**PROBLEM DESCRIPTION:** A complete response lists each line of the data below that includes the word "true".

**EXERCISE INPUTS:**

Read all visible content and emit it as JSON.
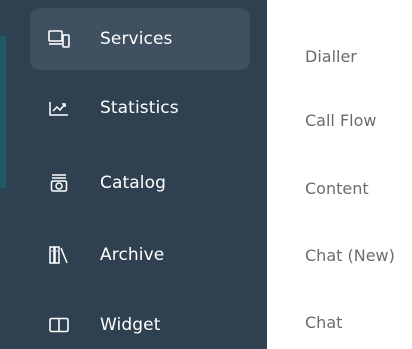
{
  "sidebar": {
    "items": [
      {
        "label": "Services",
        "icon": "devices-icon",
        "active": true
      },
      {
        "label": "Statistics",
        "icon": "chart-trend-icon",
        "active": false
      },
      {
        "label": "Catalog",
        "icon": "tray-icon",
        "active": false
      },
      {
        "label": "Archive",
        "icon": "library-icon",
        "active": false
      },
      {
        "label": "Widget",
        "icon": "columns-icon",
        "active": false
      }
    ]
  },
  "submenu": {
    "items": [
      {
        "label": "Dialler"
      },
      {
        "label": "Call Flow"
      },
      {
        "label": "Content"
      },
      {
        "label": "Chat (New)"
      },
      {
        "label": "Chat"
      }
    ]
  },
  "colors": {
    "sidebar_bg": "#2f4150",
    "active_item_bg": "#3f5060",
    "submenu_text": "#6b6b6b",
    "accent_strip": "#1d5a63"
  }
}
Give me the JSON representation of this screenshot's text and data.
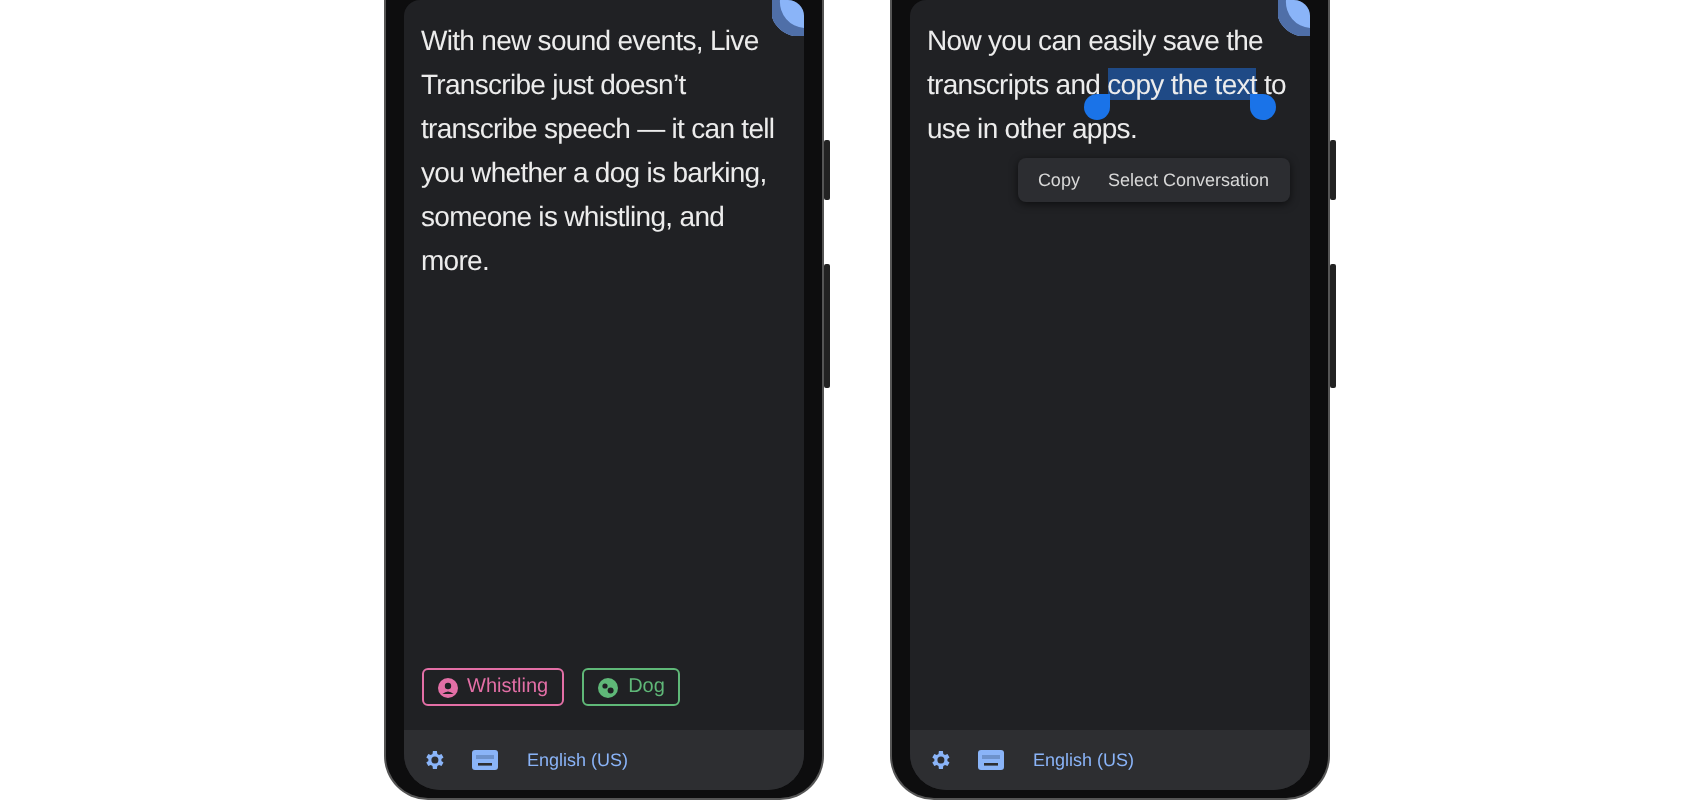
{
  "phones": [
    {
      "transcript": [
        {
          "text": "With new sound events, Live Transcribe just doesn’t transcribe speech — it can tell you whether a dog is barking, someone is whistling, and more.",
          "selected": false
        }
      ],
      "chips": [
        {
          "label": "Whistling",
          "kind": "person",
          "color": "#e36fa6"
        },
        {
          "label": "Dog",
          "kind": "dog",
          "color": "#5fb878"
        }
      ],
      "language": "English (US)"
    },
    {
      "transcript": [
        {
          "text": "Now you can easily save the transcripts and ",
          "selected": false
        },
        {
          "text": "copy the text",
          "selected": true
        },
        {
          "text": " to use in other apps.",
          "selected": false
        }
      ],
      "menu": [
        "Copy",
        "Select Conversation"
      ],
      "language": "English (US)"
    }
  ]
}
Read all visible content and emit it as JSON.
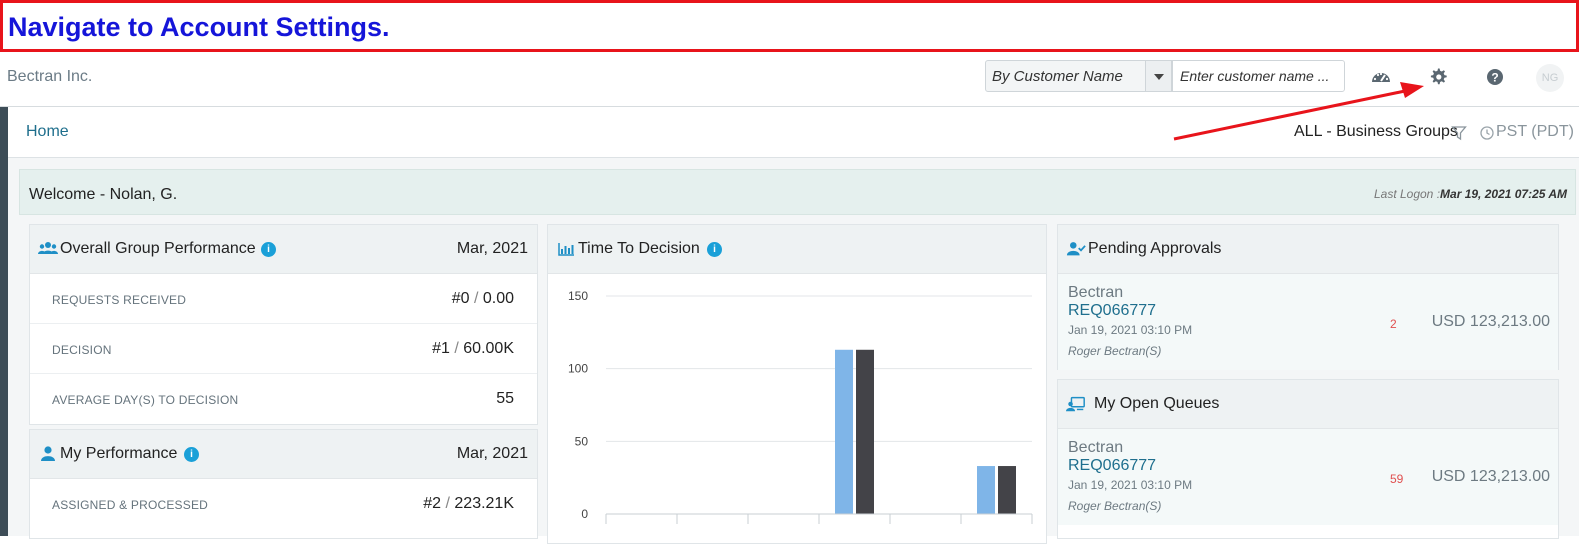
{
  "instruction": "Navigate to Account Settings.",
  "header": {
    "brand": "Bectran Inc.",
    "search_mode": "By Customer Name",
    "search_placeholder": "Enter customer name ...",
    "icons": [
      "dashboard-gauge-icon",
      "gear-icon",
      "help-icon"
    ],
    "avatar_initials": "NG"
  },
  "breadcrumb": {
    "home": "Home",
    "business_groups": "ALL - Business Groups",
    "timezone": "PST (PDT)"
  },
  "welcome": {
    "title": "Welcome - Nolan, G.",
    "last_logon_label": "Last Logon :",
    "last_logon_value": "Mar 19, 2021 07:25 AM"
  },
  "group_performance": {
    "title": "Overall Group Performance",
    "date": "Mar, 2021",
    "rows": [
      {
        "label": "REQUESTS RECEIVED",
        "count": "#0",
        "amount": "0.00"
      },
      {
        "label": "DECISION",
        "count": "#1",
        "amount": "60.00K"
      },
      {
        "label": "AVERAGE DAY(S) TO DECISION",
        "value": "55"
      }
    ]
  },
  "my_performance": {
    "title": "My Performance",
    "date": "Mar, 2021",
    "rows": [
      {
        "label": "ASSIGNED & PROCESSED",
        "count": "#2",
        "amount": "223.21K"
      }
    ]
  },
  "time_to_decision": {
    "title": "Time To Decision"
  },
  "pending_approvals": {
    "title": "Pending Approvals",
    "item": {
      "company": "Bectran",
      "request": "REQ066777",
      "date": "Jan 19, 2021 03:10 PM",
      "user": "Roger Bectran(S)",
      "count": "2",
      "amount": "USD 123,213.00"
    }
  },
  "open_queues": {
    "title": "My Open Queues",
    "item": {
      "company": "Bectran",
      "request": "REQ066777",
      "date": "Jan 19, 2021 03:10 PM",
      "user": "Roger Bectran(S)",
      "count": "59",
      "amount": "USD 123,213.00"
    }
  },
  "colors": {
    "series_light": "#7fb5e8",
    "series_dark": "#434348",
    "accent": "#1aa0d8",
    "annotation_arrow": "#e8141b"
  },
  "chart_data": {
    "type": "bar",
    "title": "Time To Decision",
    "categories": [
      "",
      "",
      "",
      "",
      "",
      ""
    ],
    "series": [
      {
        "values": [
          0,
          0,
          0,
          113,
          0,
          33
        ]
      },
      {
        "values": [
          0,
          0,
          0,
          113,
          0,
          33
        ]
      }
    ],
    "ylim": [
      0,
      150
    ],
    "yticks": [
      "0",
      "50",
      "100",
      "150"
    ],
    "grid": true
  }
}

**RESPONSE TO THE EXERCISE:**
        "active": true
          "selected": true
    "grid": true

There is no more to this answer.